## WORK TO BE COMPLETED
When a line in the entries below contains the word "selected", copy that line.

[[ MATERIAL FOR THIS TASK, beginning ]]

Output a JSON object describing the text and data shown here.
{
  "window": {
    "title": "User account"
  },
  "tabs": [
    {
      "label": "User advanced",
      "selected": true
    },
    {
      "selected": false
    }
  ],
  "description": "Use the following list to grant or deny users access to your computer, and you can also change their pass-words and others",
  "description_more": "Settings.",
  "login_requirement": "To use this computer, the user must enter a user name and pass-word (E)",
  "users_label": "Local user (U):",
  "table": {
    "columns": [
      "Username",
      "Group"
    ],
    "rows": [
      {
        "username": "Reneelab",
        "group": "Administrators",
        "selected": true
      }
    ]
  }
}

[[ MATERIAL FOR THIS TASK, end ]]

## RESULT
      "selected": true
      "selected": false
        "selected": true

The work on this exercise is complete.